▸ **Your objective**: For the word "header", find each line in the entries where it occurs and copy that line.

▸ **Material supplied**:
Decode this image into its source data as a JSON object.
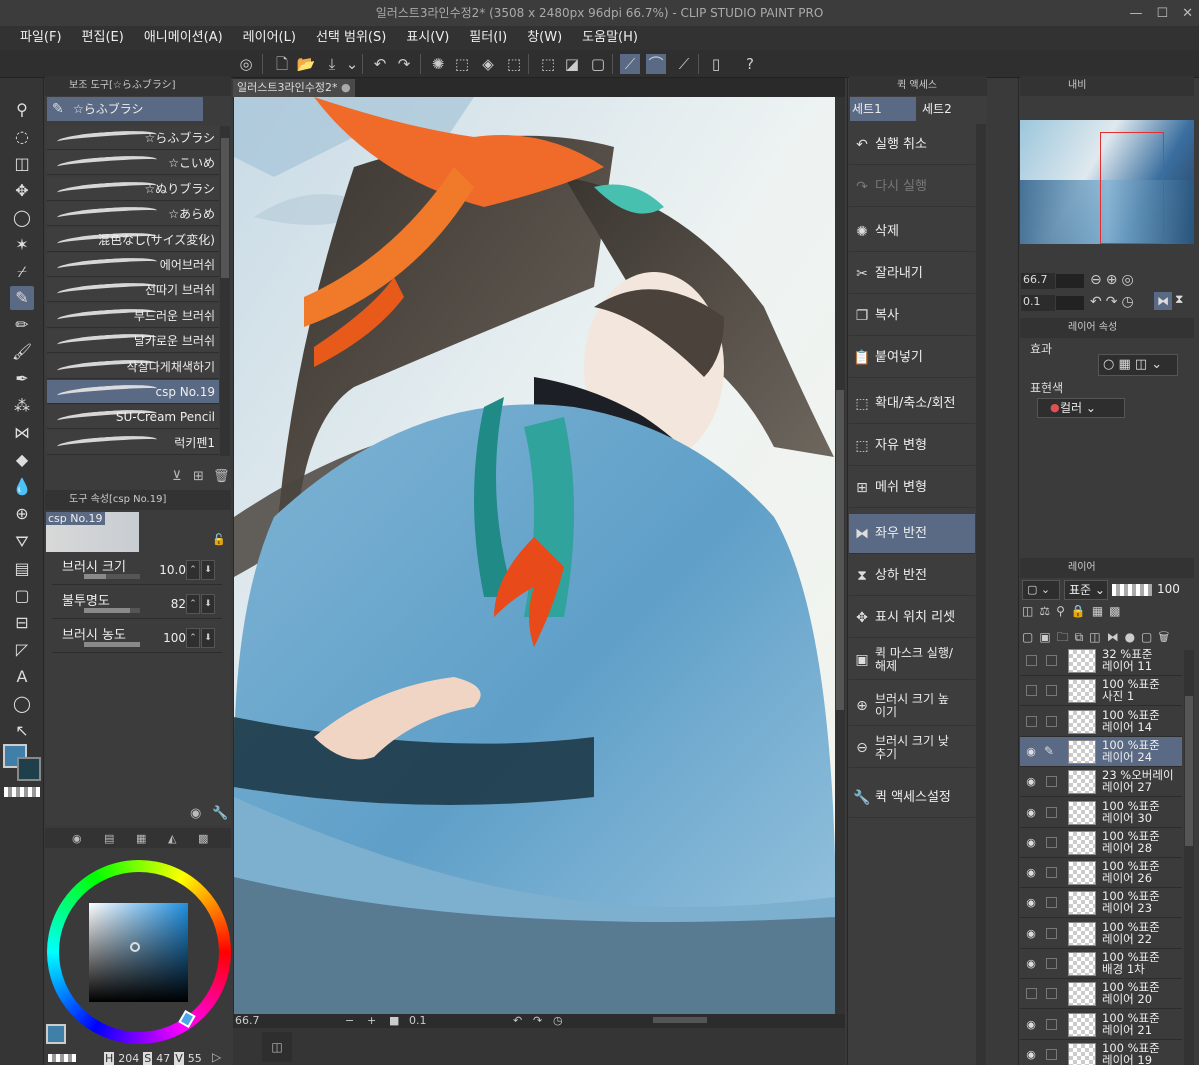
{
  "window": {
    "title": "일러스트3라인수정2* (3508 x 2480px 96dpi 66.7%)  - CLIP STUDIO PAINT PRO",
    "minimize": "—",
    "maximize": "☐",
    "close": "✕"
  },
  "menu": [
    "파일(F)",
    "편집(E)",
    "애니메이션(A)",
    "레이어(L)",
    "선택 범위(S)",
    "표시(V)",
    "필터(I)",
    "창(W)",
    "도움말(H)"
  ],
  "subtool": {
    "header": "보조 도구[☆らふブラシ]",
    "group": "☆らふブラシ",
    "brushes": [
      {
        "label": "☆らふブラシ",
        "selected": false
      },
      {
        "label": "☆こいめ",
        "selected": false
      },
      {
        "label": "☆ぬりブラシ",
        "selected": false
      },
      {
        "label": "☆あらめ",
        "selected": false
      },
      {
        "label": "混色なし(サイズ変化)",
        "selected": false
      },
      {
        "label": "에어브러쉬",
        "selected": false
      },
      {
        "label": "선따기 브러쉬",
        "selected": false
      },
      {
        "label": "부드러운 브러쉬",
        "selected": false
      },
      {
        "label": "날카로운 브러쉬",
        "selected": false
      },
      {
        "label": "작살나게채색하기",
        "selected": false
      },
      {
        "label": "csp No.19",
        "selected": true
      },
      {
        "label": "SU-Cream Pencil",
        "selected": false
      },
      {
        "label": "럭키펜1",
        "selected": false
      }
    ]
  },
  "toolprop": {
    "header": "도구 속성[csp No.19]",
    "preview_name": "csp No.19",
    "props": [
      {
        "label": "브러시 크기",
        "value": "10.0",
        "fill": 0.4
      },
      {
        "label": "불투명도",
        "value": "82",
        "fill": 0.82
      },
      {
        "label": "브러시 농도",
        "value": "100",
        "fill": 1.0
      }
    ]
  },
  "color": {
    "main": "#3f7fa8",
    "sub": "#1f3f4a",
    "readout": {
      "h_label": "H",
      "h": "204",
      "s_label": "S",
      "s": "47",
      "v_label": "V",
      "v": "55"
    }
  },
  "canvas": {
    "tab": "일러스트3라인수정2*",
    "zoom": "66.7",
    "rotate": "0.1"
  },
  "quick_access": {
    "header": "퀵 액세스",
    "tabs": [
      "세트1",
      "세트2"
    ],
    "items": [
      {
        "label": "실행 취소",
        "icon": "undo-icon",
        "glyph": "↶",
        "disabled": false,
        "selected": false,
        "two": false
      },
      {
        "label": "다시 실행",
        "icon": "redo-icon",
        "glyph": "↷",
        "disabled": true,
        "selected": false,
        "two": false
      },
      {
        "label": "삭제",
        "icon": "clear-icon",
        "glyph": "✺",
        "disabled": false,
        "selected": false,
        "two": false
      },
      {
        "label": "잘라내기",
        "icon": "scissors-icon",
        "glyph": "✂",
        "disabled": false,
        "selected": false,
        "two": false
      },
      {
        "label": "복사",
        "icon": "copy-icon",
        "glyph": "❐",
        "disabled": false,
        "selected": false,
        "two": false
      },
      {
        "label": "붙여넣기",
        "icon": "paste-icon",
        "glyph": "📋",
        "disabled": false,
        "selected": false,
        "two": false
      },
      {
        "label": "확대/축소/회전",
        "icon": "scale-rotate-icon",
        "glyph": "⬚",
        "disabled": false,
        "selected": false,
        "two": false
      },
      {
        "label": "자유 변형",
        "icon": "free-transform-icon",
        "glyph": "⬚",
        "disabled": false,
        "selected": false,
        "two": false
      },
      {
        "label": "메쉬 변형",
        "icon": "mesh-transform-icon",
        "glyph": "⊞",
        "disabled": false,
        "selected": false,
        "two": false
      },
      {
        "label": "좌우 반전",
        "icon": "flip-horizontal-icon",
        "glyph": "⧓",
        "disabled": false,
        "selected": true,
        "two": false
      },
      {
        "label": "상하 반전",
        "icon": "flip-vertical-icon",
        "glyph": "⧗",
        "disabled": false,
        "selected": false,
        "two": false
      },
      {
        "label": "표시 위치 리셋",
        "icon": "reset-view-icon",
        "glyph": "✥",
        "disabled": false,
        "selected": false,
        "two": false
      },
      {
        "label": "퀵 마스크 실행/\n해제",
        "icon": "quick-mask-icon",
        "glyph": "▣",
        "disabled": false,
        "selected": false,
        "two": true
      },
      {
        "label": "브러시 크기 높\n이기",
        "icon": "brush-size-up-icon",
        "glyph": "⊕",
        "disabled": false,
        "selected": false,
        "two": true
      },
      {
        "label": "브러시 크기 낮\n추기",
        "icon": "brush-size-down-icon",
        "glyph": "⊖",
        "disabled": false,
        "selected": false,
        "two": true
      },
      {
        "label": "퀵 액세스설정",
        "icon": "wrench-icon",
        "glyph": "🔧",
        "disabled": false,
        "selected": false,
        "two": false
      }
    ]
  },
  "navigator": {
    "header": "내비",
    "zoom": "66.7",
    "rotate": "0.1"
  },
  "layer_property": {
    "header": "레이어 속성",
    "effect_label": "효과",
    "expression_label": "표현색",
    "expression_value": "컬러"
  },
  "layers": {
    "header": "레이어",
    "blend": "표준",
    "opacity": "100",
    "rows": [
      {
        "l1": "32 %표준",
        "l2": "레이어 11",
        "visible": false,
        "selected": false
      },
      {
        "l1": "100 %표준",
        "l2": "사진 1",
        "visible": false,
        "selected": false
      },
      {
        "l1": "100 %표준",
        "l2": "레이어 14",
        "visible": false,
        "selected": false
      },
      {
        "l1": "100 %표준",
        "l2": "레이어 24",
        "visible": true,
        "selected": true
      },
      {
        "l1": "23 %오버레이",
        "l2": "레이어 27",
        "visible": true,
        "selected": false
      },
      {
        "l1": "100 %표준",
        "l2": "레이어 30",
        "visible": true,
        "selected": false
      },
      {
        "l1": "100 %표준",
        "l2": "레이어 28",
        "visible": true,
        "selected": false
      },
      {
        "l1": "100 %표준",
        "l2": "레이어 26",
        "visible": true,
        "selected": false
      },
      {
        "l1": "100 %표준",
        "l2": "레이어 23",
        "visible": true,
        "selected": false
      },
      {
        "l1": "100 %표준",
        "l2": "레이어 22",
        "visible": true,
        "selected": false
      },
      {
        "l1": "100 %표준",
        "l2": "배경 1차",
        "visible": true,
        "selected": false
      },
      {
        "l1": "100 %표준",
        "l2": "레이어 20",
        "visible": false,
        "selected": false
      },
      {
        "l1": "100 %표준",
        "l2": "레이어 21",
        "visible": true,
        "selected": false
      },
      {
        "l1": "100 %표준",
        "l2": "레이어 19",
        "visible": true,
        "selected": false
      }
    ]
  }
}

▸ **Result**:
    "header": "보조 도구[☆らふブラシ]",
    "header": "도구 속성[csp No.19]",
    "header": "퀵 액세스",
    "header": "내비",
    "header": "레이어 속성",
    "header": "레이어",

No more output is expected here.